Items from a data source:
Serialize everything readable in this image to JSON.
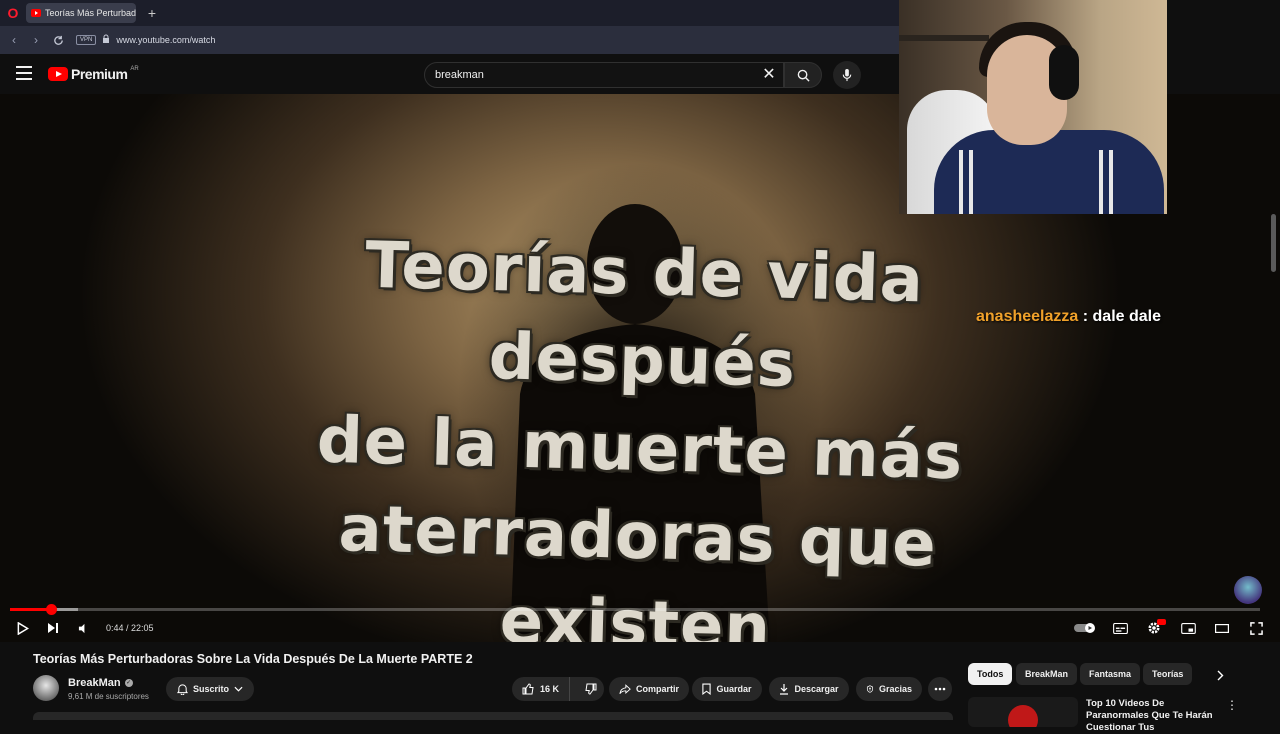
{
  "browser": {
    "tab_title": "Teorías Más Perturbadoras",
    "new_tab_label": "+",
    "vpn_label": "VPN",
    "url": "www.youtube.com/watch"
  },
  "header": {
    "logo_text": "Premium",
    "country_code": "AR",
    "search_value": "breakman"
  },
  "video": {
    "overlay_lines": [
      "Teorías de vida después",
      "de la muerte más",
      "aterradoras que existen"
    ],
    "current_time": "0:44",
    "duration": "22:05",
    "time_display": "0:44 / 22:05",
    "progress_fraction": 0.033,
    "buffered_fraction": 0.054
  },
  "chat": {
    "username": "anasheelazza",
    "separator": ":",
    "message": "dale dale"
  },
  "details": {
    "title": "Teorías Más Perturbadoras Sobre La Vida Después De La Muerte PARTE 2",
    "channel_name": "BreakMan",
    "subscribers": "9,61 M de suscriptores",
    "subscribed_label": "Suscrito",
    "like_count": "16 K",
    "share_label": "Compartir",
    "save_label": "Guardar",
    "download_label": "Descargar",
    "thanks_label": "Gracias"
  },
  "chips": [
    "Todos",
    "BreakMan",
    "Fantasma",
    "Teorías"
  ],
  "recommendation": {
    "title": "Top 10 Videos De Paranormales Que Te Harán Cuestionar Tus"
  },
  "colors": {
    "accent_red": "#ff0000",
    "chat_user": "#f0a12a",
    "background": "#0f0f0f"
  }
}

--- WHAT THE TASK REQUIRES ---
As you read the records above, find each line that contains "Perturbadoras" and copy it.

--- YOUR SOLUTION ---
    "tab_title": "Teorías Más Perturbadoras",
    "title": "Teorías Más Perturbadoras Sobre La Vida Después De La Muerte PARTE 2",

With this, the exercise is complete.